Directions: Faithfully repeat each entry below, minus the pictures.

Records provided:
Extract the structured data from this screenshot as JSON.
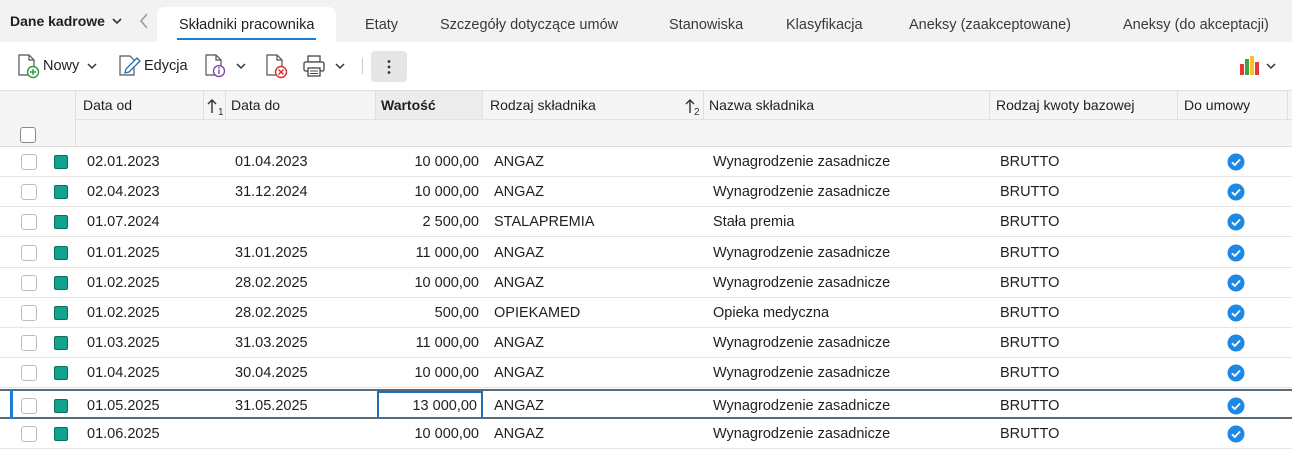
{
  "module": {
    "title": "Dane kadrowe"
  },
  "tabs": [
    {
      "label": "Składniki pracownika",
      "active": true
    },
    {
      "label": "Etaty"
    },
    {
      "label": "Szczegóły dotyczące umów"
    },
    {
      "label": "Stanowiska"
    },
    {
      "label": "Klasyfikacja"
    },
    {
      "label": "Aneksy (zaakceptowane)"
    },
    {
      "label": "Aneksy (do akceptacji)"
    }
  ],
  "toolbar": {
    "new_label": "Nowy",
    "edit_label": "Edycja",
    "icons": [
      "new-document-icon",
      "edit-document-icon",
      "document-info-icon",
      "delete-document-icon",
      "printer-icon",
      "more-vertical-icon",
      "bar-chart-icon"
    ]
  },
  "grid": {
    "columns": [
      "Data od",
      "Data do",
      "Wartość",
      "Rodzaj składnika",
      "Nazwa składnika",
      "Rodzaj kwoty bazowej",
      "Do umowy"
    ],
    "sort_indicators": [
      "1",
      "2"
    ],
    "rows": [
      {
        "from": "02.01.2023",
        "to": "01.04.2023",
        "value": "10 000,00",
        "type": "ANGAZ",
        "name": "Wynagrodzenie zasadnicze",
        "base": "BRUTTO",
        "contract": true
      },
      {
        "from": "02.04.2023",
        "to": "31.12.2024",
        "value": "10 000,00",
        "type": "ANGAZ",
        "name": "Wynagrodzenie zasadnicze",
        "base": "BRUTTO",
        "contract": true
      },
      {
        "from": "01.07.2024",
        "to": "",
        "value": "2 500,00",
        "type": "STALAPREMIA",
        "name": "Stała premia",
        "base": "BRUTTO",
        "contract": true
      },
      {
        "from": "01.01.2025",
        "to": "31.01.2025",
        "value": "11 000,00",
        "type": "ANGAZ",
        "name": "Wynagrodzenie zasadnicze",
        "base": "BRUTTO",
        "contract": true
      },
      {
        "from": "01.02.2025",
        "to": "28.02.2025",
        "value": "10 000,00",
        "type": "ANGAZ",
        "name": "Wynagrodzenie zasadnicze",
        "base": "BRUTTO",
        "contract": true
      },
      {
        "from": "01.02.2025",
        "to": "28.02.2025",
        "value": "500,00",
        "type": "OPIEKAMED",
        "name": "Opieka medyczna",
        "base": "BRUTTO",
        "contract": true
      },
      {
        "from": "01.03.2025",
        "to": "31.03.2025",
        "value": "11 000,00",
        "type": "ANGAZ",
        "name": "Wynagrodzenie zasadnicze",
        "base": "BRUTTO",
        "contract": true
      },
      {
        "from": "01.04.2025",
        "to": "30.04.2025",
        "value": "10 000,00",
        "type": "ANGAZ",
        "name": "Wynagrodzenie zasadnicze",
        "base": "BRUTTO",
        "contract": true
      },
      {
        "from": "01.05.2025",
        "to": "31.05.2025",
        "value": "13 000,00",
        "type": "ANGAZ",
        "name": "Wynagrodzenie zasadnicze",
        "base": "BRUTTO",
        "contract": true,
        "selected": true
      },
      {
        "from": "01.06.2025",
        "to": "",
        "value": "10 000,00",
        "type": "ANGAZ",
        "name": "Wynagrodzenie zasadnicze",
        "base": "BRUTTO",
        "contract": true
      }
    ]
  },
  "colors": {
    "accent": "#1e7bd6",
    "status": "#10a48e",
    "check": "#1e88e5"
  }
}
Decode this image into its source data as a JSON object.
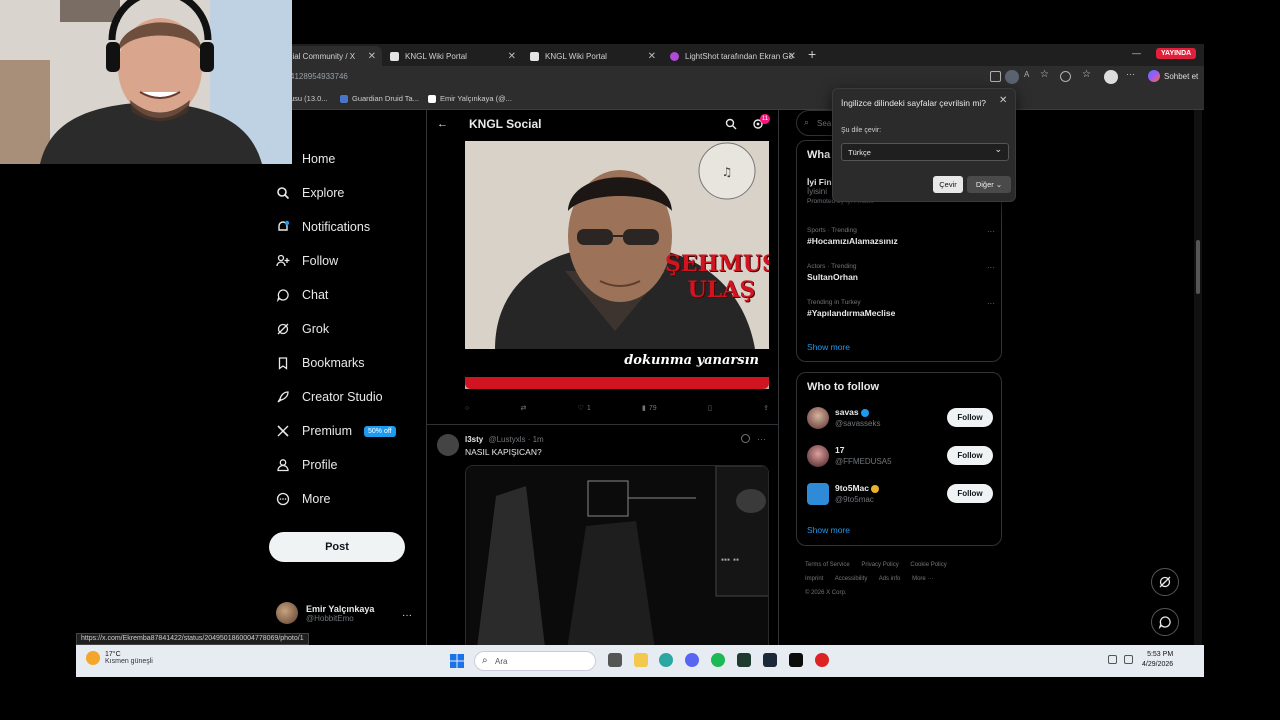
{
  "browser": {
    "tabs": [
      {
        "label": "ocial Community / X"
      },
      {
        "label": "KNGL Wiki Portal"
      },
      {
        "label": "KNGL Wiki Portal"
      },
      {
        "label": "LightShot tarafından Ekran Görünt"
      }
    ],
    "live_badge": "YAYINDA",
    "url": "4128954933746",
    "copilot_label": "Sohbet et",
    "bookmarks": [
      "usu (13.0...",
      "Guardian Druid Ta...",
      "Emir Yalçınkaya (@..."
    ]
  },
  "translate_popup": {
    "question": "İngilizce dilindeki sayfalar çevrilsin mi?",
    "label": "Şu dile çevir:",
    "selected_language": "Türkçe",
    "translate_button": "Çevir",
    "more_button": "Diğer"
  },
  "nav": {
    "items": [
      {
        "label": "Home",
        "icon": "home-icon"
      },
      {
        "label": "Explore",
        "icon": "search-icon"
      },
      {
        "label": "Notifications",
        "icon": "bell-icon"
      },
      {
        "label": "Follow",
        "icon": "person-plus-icon"
      },
      {
        "label": "Chat",
        "icon": "chat-icon"
      },
      {
        "label": "Grok",
        "icon": "grok-icon"
      },
      {
        "label": "Bookmarks",
        "icon": "bookmark-icon"
      },
      {
        "label": "Creator Studio",
        "icon": "rocket-icon"
      },
      {
        "label": "Premium",
        "icon": "x-logo-icon"
      },
      {
        "label": "Profile",
        "icon": "person-icon"
      },
      {
        "label": "More",
        "icon": "more-circle-icon"
      }
    ],
    "premium_badge": "50% off",
    "post_button": "Post",
    "account_name": "Emir Yalçınkaya",
    "account_handle": "@HobbitEmo"
  },
  "community": {
    "title": "KNGL Social",
    "notification_count": "11",
    "cover_name_line1": "ŞEHMUS",
    "cover_name_line2": "ULAŞ",
    "cover_slogan": "dokunma yanarsın",
    "post_actions": {
      "likes": "1",
      "views": "79"
    }
  },
  "tweet2": {
    "name": "l3sty",
    "handle": "@Lustyxls",
    "time": "1m",
    "text": "NASIL KAPIŞICAN?"
  },
  "right": {
    "search_placeholder": "Sea",
    "whats_title": "Wha",
    "promo_name": "İyi Fin",
    "promo_sub": "İyisini",
    "promo_note": "Promoted by İyi Finans",
    "trends": [
      {
        "category": "Sports · Trending",
        "name": "#HocamızıAlamazsınız"
      },
      {
        "category": "Actors · Trending",
        "name": "SultanOrhan"
      },
      {
        "category": "Trending in Turkey",
        "name": "#YapılandırmaMeclise"
      }
    ],
    "show_more": "Show more",
    "who_title": "Who to follow",
    "who": [
      {
        "name": "savas",
        "handle": "@savasseks",
        "verified": "blue"
      },
      {
        "name": "17",
        "handle": "@FFMEDUSA5",
        "verified": ""
      },
      {
        "name": "9to5Mac",
        "handle": "@9to5mac",
        "verified": "gold"
      }
    ],
    "follow_label": "Follow",
    "footer": [
      "Terms of Service",
      "Privacy Policy",
      "Cookie Policy",
      "Imprint",
      "Accessibility",
      "Ads info",
      "More ···",
      "© 2026 X Corp."
    ]
  },
  "status_url": "https://x.com/Ekremba87841422/status/2049501860004778069/photo/1",
  "taskbar": {
    "temp": "17°C",
    "weather": "Kısmen güneşli",
    "search_placeholder": "Ara",
    "time": "5:53 PM",
    "date": "4/29/2026"
  },
  "colors": {
    "accent": "#1d9bf0",
    "live": "#e0203a",
    "cover_red": "#d11422"
  }
}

Answer box:
Extract the structured data from this screenshot as JSON.
{
  "module": {
    "title": "Dane kadrowe"
  },
  "tabs": [
    {
      "label": "Składniki pracownika",
      "active": true
    },
    {
      "label": "Etaty"
    },
    {
      "label": "Szczegóły dotyczące umów"
    },
    {
      "label": "Stanowiska"
    },
    {
      "label": "Klasyfikacja"
    },
    {
      "label": "Aneksy (zaakceptowane)"
    },
    {
      "label": "Aneksy (do akceptacji)"
    }
  ],
  "toolbar": {
    "new_label": "Nowy",
    "edit_label": "Edycja",
    "icons": [
      "new-document-icon",
      "edit-document-icon",
      "document-info-icon",
      "delete-document-icon",
      "printer-icon",
      "more-vertical-icon",
      "bar-chart-icon"
    ]
  },
  "grid": {
    "columns": [
      "Data od",
      "Data do",
      "Wartość",
      "Rodzaj składnika",
      "Nazwa składnika",
      "Rodzaj kwoty bazowej",
      "Do umowy"
    ],
    "sort_indicators": [
      "1",
      "2"
    ],
    "rows": [
      {
        "from": "02.01.2023",
        "to": "01.04.2023",
        "value": "10 000,00",
        "type": "ANGAZ",
        "name": "Wynagrodzenie zasadnicze",
        "base": "BRUTTO",
        "contract": true
      },
      {
        "from": "02.04.2023",
        "to": "31.12.2024",
        "value": "10 000,00",
        "type": "ANGAZ",
        "name": "Wynagrodzenie zasadnicze",
        "base": "BRUTTO",
        "contract": true
      },
      {
        "from": "01.07.2024",
        "to": "",
        "value": "2 500,00",
        "type": "STALAPREMIA",
        "name": "Stała premia",
        "base": "BRUTTO",
        "contract": true
      },
      {
        "from": "01.01.2025",
        "to": "31.01.2025",
        "value": "11 000,00",
        "type": "ANGAZ",
        "name": "Wynagrodzenie zasadnicze",
        "base": "BRUTTO",
        "contract": true
      },
      {
        "from": "01.02.2025",
        "to": "28.02.2025",
        "value": "10 000,00",
        "type": "ANGAZ",
        "name": "Wynagrodzenie zasadnicze",
        "base": "BRUTTO",
        "contract": true
      },
      {
        "from": "01.02.2025",
        "to": "28.02.2025",
        "value": "500,00",
        "type": "OPIEKAMED",
        "name": "Opieka medyczna",
        "base": "BRUTTO",
        "contract": true
      },
      {
        "from": "01.03.2025",
        "to": "31.03.2025",
        "value": "11 000,00",
        "type": "ANGAZ",
        "name": "Wynagrodzenie zasadnicze",
        "base": "BRUTTO",
        "contract": true
      },
      {
        "from": "01.04.2025",
        "to": "30.04.2025",
        "value": "10 000,00",
        "type": "ANGAZ",
        "name": "Wynagrodzenie zasadnicze",
        "base": "BRUTTO",
        "contract": true
      },
      {
        "from": "01.05.2025",
        "to": "31.05.2025",
        "value": "13 000,00",
        "type": "ANGAZ",
        "name": "Wynagrodzenie zasadnicze",
        "base": "BRUTTO",
        "contract": true,
        "selected": true
      },
      {
        "from": "01.06.2025",
        "to": "",
        "value": "10 000,00",
        "type": "ANGAZ",
        "name": "Wynagrodzenie zasadnicze",
        "base": "BRUTTO",
        "contract": true
      }
    ]
  },
  "colors": {
    "accent": "#1e7bd6",
    "status": "#10a48e",
    "check": "#1e88e5"
  }
}
Decode this image into its source data as a JSON object.
{
  "browser": {
    "tabs": [
      {
        "label": "ocial Community / X"
      },
      {
        "label": "KNGL Wiki Portal"
      },
      {
        "label": "KNGL Wiki Portal"
      },
      {
        "label": "LightShot tarafından Ekran Görünt"
      }
    ],
    "live_badge": "YAYINDA",
    "url": "4128954933746",
    "copilot_label": "Sohbet et",
    "bookmarks": [
      "usu (13.0...",
      "Guardian Druid Ta...",
      "Emir Yalçınkaya (@..."
    ]
  },
  "translate_popup": {
    "question": "İngilizce dilindeki sayfalar çevrilsin mi?",
    "label": "Şu dile çevir:",
    "selected_language": "Türkçe",
    "translate_button": "Çevir",
    "more_button": "Diğer"
  },
  "nav": {
    "items": [
      {
        "label": "Home",
        "icon": "home-icon"
      },
      {
        "label": "Explore",
        "icon": "search-icon"
      },
      {
        "label": "Notifications",
        "icon": "bell-icon"
      },
      {
        "label": "Follow",
        "icon": "person-plus-icon"
      },
      {
        "label": "Chat",
        "icon": "chat-icon"
      },
      {
        "label": "Grok",
        "icon": "grok-icon"
      },
      {
        "label": "Bookmarks",
        "icon": "bookmark-icon"
      },
      {
        "label": "Creator Studio",
        "icon": "rocket-icon"
      },
      {
        "label": "Premium",
        "icon": "x-logo-icon"
      },
      {
        "label": "Profile",
        "icon": "person-icon"
      },
      {
        "label": "More",
        "icon": "more-circle-icon"
      }
    ],
    "premium_badge": "50% off",
    "post_button": "Post",
    "account_name": "Emir Yalçınkaya",
    "account_handle": "@HobbitEmo"
  },
  "community": {
    "title": "KNGL Social",
    "notification_count": "11",
    "cover_name_line1": "ŞEHMUS",
    "cover_name_line2": "ULAŞ",
    "cover_slogan": "dokunma yanarsın",
    "post_actions": {
      "likes": "1",
      "views": "79"
    }
  },
  "tweet2": {
    "name": "l3sty",
    "handle": "@Lustyxls",
    "time": "1m",
    "text": "NASIL KAPIŞICAN?"
  },
  "right": {
    "search_placeholder": "Sea",
    "whats_title": "Wha",
    "promo_name": "İyi Fin",
    "promo_sub": "İyisini",
    "promo_note": "Promoted by İyi Finans",
    "trends": [
      {
        "category": "Sports · Trending",
        "name": "#HocamızıAlamazsınız"
      },
      {
        "category": "Actors · Trending",
        "name": "SultanOrhan"
      },
      {
        "category": "Trending in Turkey",
        "name": "#YapılandırmaMeclise"
      }
    ],
    "show_more": "Show more",
    "who_title": "Who to follow",
    "who": [
      {
        "name": "savas",
        "handle": "@savasseks",
        "verified": "blue"
      },
      {
        "name": "17",
        "handle": "@FFMEDUSA5",
        "verified": ""
      },
      {
        "name": "9to5Mac",
        "handle": "@9to5mac",
        "verified": "gold"
      }
    ],
    "follow_label": "Follow",
    "footer": [
      "Terms of Service",
      "Privacy Policy",
      "Cookie Policy",
      "Imprint",
      "Accessibility",
      "Ads info",
      "More ···",
      "© 2026 X Corp."
    ]
  },
  "status_url": "https://x.com/Ekremba87841422/status/2049501860004778069/photo/1",
  "taskbar": {
    "temp": "17°C",
    "weather": "Kısmen güneşli",
    "search_placeholder": "Ara",
    "time": "5:53 PM",
    "date": "4/29/2026"
  },
  "colors": {
    "accent": "#1d9bf0",
    "live": "#e0203a",
    "cover_red": "#d11422"
  }
}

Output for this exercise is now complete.